## What this task involves
Could you copy each line of the listing that holds "Aggiungi"?

## Input

^^^^

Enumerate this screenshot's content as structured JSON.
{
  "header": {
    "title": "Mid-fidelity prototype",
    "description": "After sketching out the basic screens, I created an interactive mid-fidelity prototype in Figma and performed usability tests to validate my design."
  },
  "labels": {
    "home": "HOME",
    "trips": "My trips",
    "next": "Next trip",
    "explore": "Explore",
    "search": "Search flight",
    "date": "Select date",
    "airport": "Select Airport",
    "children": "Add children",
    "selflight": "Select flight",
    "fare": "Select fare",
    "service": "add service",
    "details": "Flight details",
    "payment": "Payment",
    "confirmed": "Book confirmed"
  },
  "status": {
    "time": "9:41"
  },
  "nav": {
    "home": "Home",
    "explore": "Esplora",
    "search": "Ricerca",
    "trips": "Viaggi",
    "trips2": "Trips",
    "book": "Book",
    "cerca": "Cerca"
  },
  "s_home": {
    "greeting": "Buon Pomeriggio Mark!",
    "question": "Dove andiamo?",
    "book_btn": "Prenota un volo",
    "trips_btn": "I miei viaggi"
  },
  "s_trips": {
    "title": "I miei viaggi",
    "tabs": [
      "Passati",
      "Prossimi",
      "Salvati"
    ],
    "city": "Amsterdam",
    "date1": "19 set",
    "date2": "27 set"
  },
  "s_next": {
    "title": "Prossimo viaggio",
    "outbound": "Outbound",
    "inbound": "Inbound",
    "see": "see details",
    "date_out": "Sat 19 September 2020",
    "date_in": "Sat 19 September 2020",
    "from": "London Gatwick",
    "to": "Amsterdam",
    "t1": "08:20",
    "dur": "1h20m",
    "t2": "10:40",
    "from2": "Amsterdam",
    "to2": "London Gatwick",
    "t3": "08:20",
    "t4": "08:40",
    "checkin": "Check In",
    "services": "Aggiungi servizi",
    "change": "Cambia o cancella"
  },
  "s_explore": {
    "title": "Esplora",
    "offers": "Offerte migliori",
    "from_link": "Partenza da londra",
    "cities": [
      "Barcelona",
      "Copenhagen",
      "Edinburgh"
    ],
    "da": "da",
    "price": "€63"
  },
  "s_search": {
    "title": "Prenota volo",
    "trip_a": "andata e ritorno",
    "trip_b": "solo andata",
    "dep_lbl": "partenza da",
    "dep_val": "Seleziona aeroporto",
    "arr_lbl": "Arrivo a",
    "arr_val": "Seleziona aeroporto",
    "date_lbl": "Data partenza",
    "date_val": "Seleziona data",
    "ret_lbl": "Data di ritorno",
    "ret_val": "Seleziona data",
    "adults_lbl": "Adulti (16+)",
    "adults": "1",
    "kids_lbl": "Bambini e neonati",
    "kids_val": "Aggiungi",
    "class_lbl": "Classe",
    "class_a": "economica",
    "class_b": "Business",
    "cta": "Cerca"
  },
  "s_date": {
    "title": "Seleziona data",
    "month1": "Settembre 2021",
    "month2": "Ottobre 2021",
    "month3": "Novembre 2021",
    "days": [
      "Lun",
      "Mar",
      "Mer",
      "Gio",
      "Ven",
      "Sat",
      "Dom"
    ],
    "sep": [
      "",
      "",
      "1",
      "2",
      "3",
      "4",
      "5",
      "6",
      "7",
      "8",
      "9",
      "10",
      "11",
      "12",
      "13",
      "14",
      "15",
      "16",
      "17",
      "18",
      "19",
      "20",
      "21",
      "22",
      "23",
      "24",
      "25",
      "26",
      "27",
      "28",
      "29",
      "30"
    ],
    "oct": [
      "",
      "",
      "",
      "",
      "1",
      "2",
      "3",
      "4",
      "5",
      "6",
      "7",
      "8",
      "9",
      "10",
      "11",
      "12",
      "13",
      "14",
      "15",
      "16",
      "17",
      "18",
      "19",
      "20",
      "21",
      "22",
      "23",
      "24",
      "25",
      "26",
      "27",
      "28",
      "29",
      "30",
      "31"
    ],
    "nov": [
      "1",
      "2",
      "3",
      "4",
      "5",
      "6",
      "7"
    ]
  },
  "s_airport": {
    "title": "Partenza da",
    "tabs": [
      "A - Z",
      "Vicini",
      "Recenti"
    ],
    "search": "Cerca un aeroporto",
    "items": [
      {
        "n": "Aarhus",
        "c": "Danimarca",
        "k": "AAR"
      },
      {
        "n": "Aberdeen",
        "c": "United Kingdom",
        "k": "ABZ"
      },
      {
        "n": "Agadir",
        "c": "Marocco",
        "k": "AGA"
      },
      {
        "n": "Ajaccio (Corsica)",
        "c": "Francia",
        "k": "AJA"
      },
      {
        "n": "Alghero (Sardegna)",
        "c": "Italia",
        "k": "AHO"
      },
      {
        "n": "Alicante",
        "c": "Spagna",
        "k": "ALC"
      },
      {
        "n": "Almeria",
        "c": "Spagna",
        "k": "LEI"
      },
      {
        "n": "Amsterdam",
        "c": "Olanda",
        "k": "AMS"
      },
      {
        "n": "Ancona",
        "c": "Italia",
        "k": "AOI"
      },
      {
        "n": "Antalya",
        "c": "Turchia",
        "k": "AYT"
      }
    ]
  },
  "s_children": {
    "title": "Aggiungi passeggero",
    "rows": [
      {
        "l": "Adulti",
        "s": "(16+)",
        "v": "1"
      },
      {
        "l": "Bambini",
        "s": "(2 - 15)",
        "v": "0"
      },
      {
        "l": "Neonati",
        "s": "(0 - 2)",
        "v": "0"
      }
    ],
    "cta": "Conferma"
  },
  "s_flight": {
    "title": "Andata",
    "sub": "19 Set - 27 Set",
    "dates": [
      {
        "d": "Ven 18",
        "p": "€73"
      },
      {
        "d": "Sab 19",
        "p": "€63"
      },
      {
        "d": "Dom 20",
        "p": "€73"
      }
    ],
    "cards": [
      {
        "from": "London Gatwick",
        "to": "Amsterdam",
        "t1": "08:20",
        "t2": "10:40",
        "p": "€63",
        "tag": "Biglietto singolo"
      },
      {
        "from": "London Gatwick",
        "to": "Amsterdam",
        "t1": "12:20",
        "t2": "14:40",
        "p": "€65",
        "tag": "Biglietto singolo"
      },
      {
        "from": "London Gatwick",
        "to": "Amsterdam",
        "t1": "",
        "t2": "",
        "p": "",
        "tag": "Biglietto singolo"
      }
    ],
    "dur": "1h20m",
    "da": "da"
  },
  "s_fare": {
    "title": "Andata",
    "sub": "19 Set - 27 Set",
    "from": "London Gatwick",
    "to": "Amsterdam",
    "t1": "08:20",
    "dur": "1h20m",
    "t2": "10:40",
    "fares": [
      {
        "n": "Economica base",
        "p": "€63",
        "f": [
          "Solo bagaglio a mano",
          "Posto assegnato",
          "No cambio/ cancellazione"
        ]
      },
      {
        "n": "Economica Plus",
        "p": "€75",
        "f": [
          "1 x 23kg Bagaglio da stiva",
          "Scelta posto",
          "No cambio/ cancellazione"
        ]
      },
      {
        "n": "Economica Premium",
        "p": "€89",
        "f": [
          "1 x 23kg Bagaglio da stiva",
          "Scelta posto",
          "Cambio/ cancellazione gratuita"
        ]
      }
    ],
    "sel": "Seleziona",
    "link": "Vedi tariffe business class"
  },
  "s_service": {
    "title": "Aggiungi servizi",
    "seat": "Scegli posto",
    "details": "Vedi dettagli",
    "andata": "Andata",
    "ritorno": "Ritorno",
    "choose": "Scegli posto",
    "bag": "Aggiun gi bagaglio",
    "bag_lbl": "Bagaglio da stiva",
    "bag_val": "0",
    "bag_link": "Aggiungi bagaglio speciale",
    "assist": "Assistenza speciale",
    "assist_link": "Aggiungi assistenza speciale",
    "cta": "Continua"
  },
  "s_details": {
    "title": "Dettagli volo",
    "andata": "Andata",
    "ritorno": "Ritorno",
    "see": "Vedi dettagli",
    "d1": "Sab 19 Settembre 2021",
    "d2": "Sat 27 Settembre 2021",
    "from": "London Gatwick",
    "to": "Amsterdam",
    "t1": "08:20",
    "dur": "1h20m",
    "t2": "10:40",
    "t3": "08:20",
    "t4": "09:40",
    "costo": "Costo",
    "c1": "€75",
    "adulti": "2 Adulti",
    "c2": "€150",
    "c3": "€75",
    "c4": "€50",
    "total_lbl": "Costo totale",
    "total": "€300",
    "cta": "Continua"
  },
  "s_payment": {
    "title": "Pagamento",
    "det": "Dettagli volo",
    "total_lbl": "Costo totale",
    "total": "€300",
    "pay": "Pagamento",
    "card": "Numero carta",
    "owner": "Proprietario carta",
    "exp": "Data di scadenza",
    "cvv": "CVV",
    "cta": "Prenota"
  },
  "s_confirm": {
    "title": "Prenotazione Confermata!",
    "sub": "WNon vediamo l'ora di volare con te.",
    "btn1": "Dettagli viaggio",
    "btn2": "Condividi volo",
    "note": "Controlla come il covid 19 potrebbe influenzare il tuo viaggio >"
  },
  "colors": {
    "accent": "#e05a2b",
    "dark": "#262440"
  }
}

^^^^

## Result for this task
    "services": "Aggiungi servizi",
    "kids_val": "Aggiungi",
    "title": "Aggiungi passeggero",
    "title": "Aggiungi servizi",
    "bag_link": "Aggiungi bagaglio speciale",
    "assist_link": "Aggiungi assistenza speciale",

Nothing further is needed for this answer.